He even went impressively meta, and noted that oftentimes politicians use meetings like this to make inspiring claims about bipartisanship and then immediately try to portray the other side as the villains who are unwilling to cooperate. But not this time! This time was for real!
Is there anyone left in the United States who is silly enough to take such words at face value? The results of the midterm election directly contradict the president. The party that bet all its chips on a policy of "unyielding partisanship" won big. What possible reason could there be for changing course now? Senate Majority Leader Mitch McConnell and soon-to-be Speaker of the House John Boehner have no incentive to compromise on anything -- and that most certainly includes the thorny issue of whether to extend all or merely a portion of the Bush tax cuts, a topic on which, the president conceded, the two parties are still divided by "philosophical differences."
Well, yes, the Republican position is clear -- no tax hikes for anyone, no matter how rich, and no matter how much it strains government finances! The notion that they would be any more willing to ameliorate this position after the election than they were before is absurd. Obama announced that he had appointed Treasury Secretary Tim Geithner and Budget Director Jack Lew to "to work with reps of both parties to break through the logjam," but it's very difficult to see where the White House will be able to exert any leverage in its own favor.
The president is in a weak position, but the remorseless logic of the tax cuts -- if no action is taken, all the Bush tax cuts will expire at the end of this year -- requires that the two parties come to some kind of agreement on how to move forward. So there is plenty of room for dramatic posturing -- for exactly the kind of attempts to "work the Washington spin cycle" that the president decried in his remarks to reporters. For example, Bloomberg and the Huffington Post are both reporting that Senate and House Democrats are planning to hold a "stand-alone" vote on whether to extend only the tax cuts for the middle class (currently defined as Americans earning less than $250,000 a year).
Senate Democrats are well aware that they can't get 60 on that vote. They have two goals, according to the Huffington Post. The first is to make it clear where each side stands; that is, they want to frame Republicans as holding middle-class tax cuts hostage while defending the interests of the wealthiest Americans. With that goal accomplished, the apparent hope is that Republicans will concede a "grab bag" of goodies in exchange for a deal extending all or most of the tax cuts. This grab bag supposedly includes an extension of unemployment benefits and other tax credits also due to expire.
But it's hard to see why Republicans should make any concessions at all.

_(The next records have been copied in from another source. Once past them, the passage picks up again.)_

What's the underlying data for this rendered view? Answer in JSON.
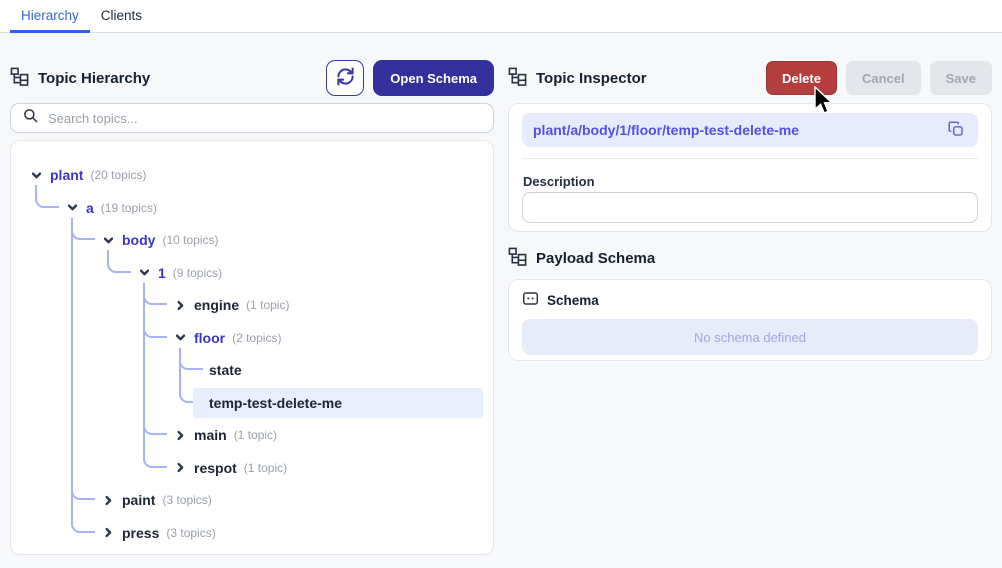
{
  "tabs": {
    "hierarchy": "Hierarchy",
    "clients": "Clients"
  },
  "left_panel": {
    "title": "Topic Hierarchy",
    "open_schema_label": "Open Schema",
    "search_placeholder": "Search topics...",
    "tree": {
      "nodes": [
        {
          "label": "plant",
          "count": "(20 topics)",
          "level": 0,
          "state": "expanded",
          "parent": null,
          "selected": false
        },
        {
          "label": "a",
          "count": "(19 topics)",
          "level": 1,
          "state": "expanded",
          "parent": 0,
          "selected": false
        },
        {
          "label": "body",
          "count": "(10 topics)",
          "level": 2,
          "state": "expanded",
          "parent": 1,
          "selected": false
        },
        {
          "label": "1",
          "count": "(9 topics)",
          "level": 3,
          "state": "expanded",
          "parent": 2,
          "selected": false
        },
        {
          "label": "engine",
          "count": "(1 topic)",
          "level": 4,
          "state": "collapsed",
          "parent": 3,
          "selected": false
        },
        {
          "label": "floor",
          "count": "(2 topics)",
          "level": 4,
          "state": "expanded",
          "parent": 3,
          "selected": false
        },
        {
          "label": "state",
          "count": "",
          "level": 5,
          "state": "leaf",
          "parent": 5,
          "selected": false
        },
        {
          "label": "temp-test-delete-me",
          "count": "",
          "level": 5,
          "state": "leaf",
          "parent": 5,
          "selected": true
        },
        {
          "label": "main",
          "count": "(1 topic)",
          "level": 4,
          "state": "collapsed",
          "parent": 3,
          "selected": false
        },
        {
          "label": "respot",
          "count": "(1 topic)",
          "level": 4,
          "state": "collapsed",
          "parent": 3,
          "selected": false
        },
        {
          "label": "paint",
          "count": "(3 topics)",
          "level": 2,
          "state": "collapsed",
          "parent": 1,
          "selected": false
        },
        {
          "label": "press",
          "count": "(3 topics)",
          "level": 2,
          "state": "collapsed",
          "parent": 1,
          "selected": false
        }
      ]
    }
  },
  "right_panel": {
    "title": "Topic Inspector",
    "delete_label": "Delete",
    "cancel_label": "Cancel",
    "save_label": "Save",
    "topic_path": "plant/a/body/1/floor/temp-test-delete-me",
    "description_label": "Description",
    "description_value": "",
    "payload_schema_title": "Payload Schema",
    "schema_section_title": "Schema",
    "schema_placeholder": "No schema defined"
  },
  "icons": {
    "hierarchy": "sitemap-glyph",
    "refresh": "⟳",
    "search": "🔍",
    "copy": "⧉",
    "chevron_down": "⌄",
    "chevron_right": "›",
    "schema_box": "box-with-dots"
  },
  "colors": {
    "tab_active": "#3565d4",
    "tab_underline": "#2563eb",
    "accent_indigo": "#3b35c6",
    "primary_button": "#332f9d",
    "delete_red": "#b43d3d",
    "disabled_gray": "#e3e6ea",
    "selected_row": "#e8eefb",
    "connector_line": "#a9b1f8",
    "path_pill_bg": "#e8ebfc",
    "path_text": "#554ee2",
    "schema_empty_bg": "#e8ebfa",
    "page_bg": "#f7f8fa"
  }
}
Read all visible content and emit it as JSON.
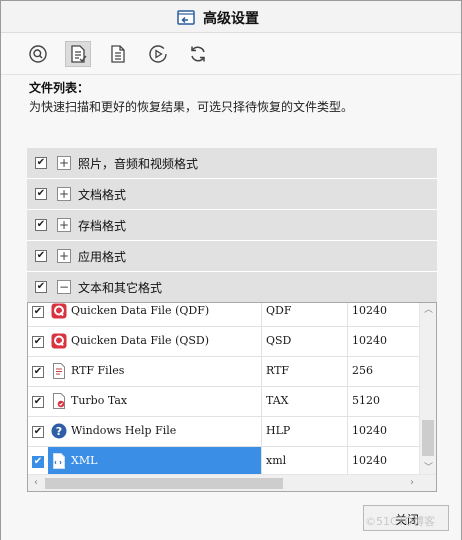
{
  "window": {
    "title": "高级设置"
  },
  "toolbar": {
    "buttons": [
      {
        "icon": "search-icon"
      },
      {
        "icon": "file-list-icon",
        "active": true
      },
      {
        "icon": "document-icon"
      },
      {
        "icon": "play-icon"
      },
      {
        "icon": "refresh-icon"
      }
    ]
  },
  "file_list": {
    "title": "文件列表：",
    "description": "为快速扫描和更好的恢复结果，可选只择待恢复的文件类型。",
    "categories": [
      {
        "label": "照片，音频和视频格式",
        "checked": true,
        "expanded": false
      },
      {
        "label": "文档格式",
        "checked": true,
        "expanded": false
      },
      {
        "label": "存档格式",
        "checked": true,
        "expanded": false
      },
      {
        "label": "应用格式",
        "checked": true,
        "expanded": false
      },
      {
        "label": "文本和其它格式",
        "checked": true,
        "expanded": true
      }
    ],
    "rows": [
      {
        "name": "Quicken Data File (QDF)",
        "ext": "QDF",
        "size": "10240",
        "checked": true,
        "icon": "quicken-icon"
      },
      {
        "name": "Quicken Data File (QSD)",
        "ext": "QSD",
        "size": "10240",
        "checked": true,
        "icon": "quicken-icon"
      },
      {
        "name": "RTF Files",
        "ext": "RTF",
        "size": "256",
        "checked": true,
        "icon": "rtf-file-icon"
      },
      {
        "name": "Turbo Tax",
        "ext": "TAX",
        "size": "5120",
        "checked": true,
        "icon": "turbotax-icon"
      },
      {
        "name": "Windows Help File",
        "ext": "HLP",
        "size": "10240",
        "checked": true,
        "icon": "help-icon"
      },
      {
        "name": "XML",
        "ext": "xml",
        "size": "10240",
        "checked": true,
        "icon": "xml-file-icon",
        "selected": true
      }
    ]
  },
  "footer": {
    "close_label": "关闭"
  },
  "watermark": "©51CTO博客",
  "colors": {
    "accent": "#3a8ee6",
    "category_bg": "#e1e1e1",
    "quicken_red": "#d9333f"
  }
}
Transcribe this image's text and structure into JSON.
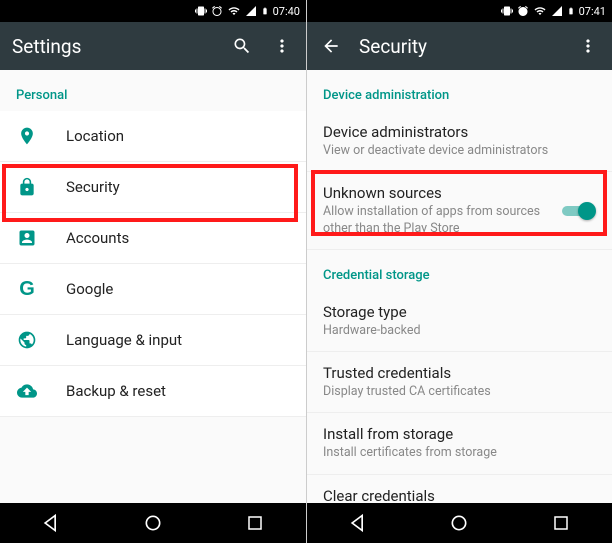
{
  "left": {
    "status_time": "07:40",
    "appbar": {
      "title": "Settings"
    },
    "section": "Personal",
    "items": [
      {
        "label": "Location"
      },
      {
        "label": "Security"
      },
      {
        "label": "Accounts"
      },
      {
        "label": "Google"
      },
      {
        "label": "Language & input"
      },
      {
        "label": "Backup & reset"
      }
    ]
  },
  "right": {
    "status_time": "07:41",
    "appbar": {
      "title": "Security"
    },
    "sections": {
      "device_admin": "Device administration",
      "credential_storage": "Credential storage"
    },
    "items": {
      "device_admins": {
        "title": "Device administrators",
        "sub": "View or deactivate device administrators"
      },
      "unknown_sources": {
        "title": "Unknown sources",
        "sub": "Allow installation of apps from sources other than the Play Store",
        "toggle": true
      },
      "storage_type": {
        "title": "Storage type",
        "sub": "Hardware-backed"
      },
      "trusted_creds": {
        "title": "Trusted credentials",
        "sub": "Display trusted CA certificates"
      },
      "install_storage": {
        "title": "Install from storage",
        "sub": "Install certificates from storage"
      },
      "clear_creds": {
        "title": "Clear credentials"
      }
    }
  }
}
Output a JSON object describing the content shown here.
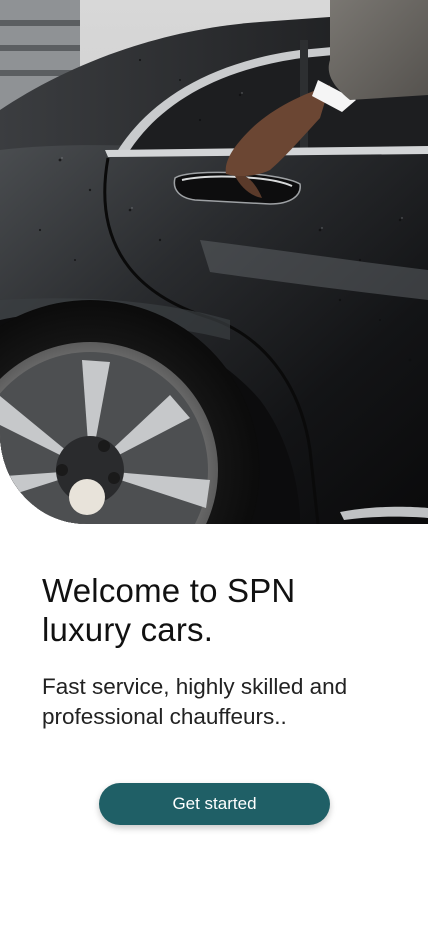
{
  "hero": {
    "image": "black-luxury-car-door-handle-photo"
  },
  "welcome": {
    "title": "Welcome to SPN luxury cars.",
    "subtitle": "Fast service, highly skilled and professional chauffeurs.."
  },
  "cta": {
    "label": "Get started",
    "color": "#1f5f66"
  }
}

The public is already well aware of where Republicans stand. Before the midterm elections, there was at least the potential that the symbolism of Republicans' voting against an extension of middle-class tax cuts would take some political toll. But after the election, the Republicans have literally nothing to lose. Suppose the truly apocalyptic denouement happens -- no deal is reached, and taxes rise for everyone. Who gets the blame? The party in power, once again proving its inability to govern effectively? Or the party in opposition, claiming to defend all Americans from tax hikes?
In his remarks to reporters after the meeting, President Obama made it clear that he would "work hard to make sure that tax cuts will not go up for hardworking middle-class Americans before the end of the year." And while he declared that "permanently" extending tax cuts for the wealthy was both "unwise and unfair," his use of the word "permanent" continued to open the door to a temporary extension of all the tax cuts.
So what's the end game here? The best scenario for Democrats is to restrain Republicans from a "permanent" extension of all the Bush tax cuts while getting the fig leaf of something like an extension of unemployment benefits of return. But that's not much of a victory, and it doesn't even seem all that likely.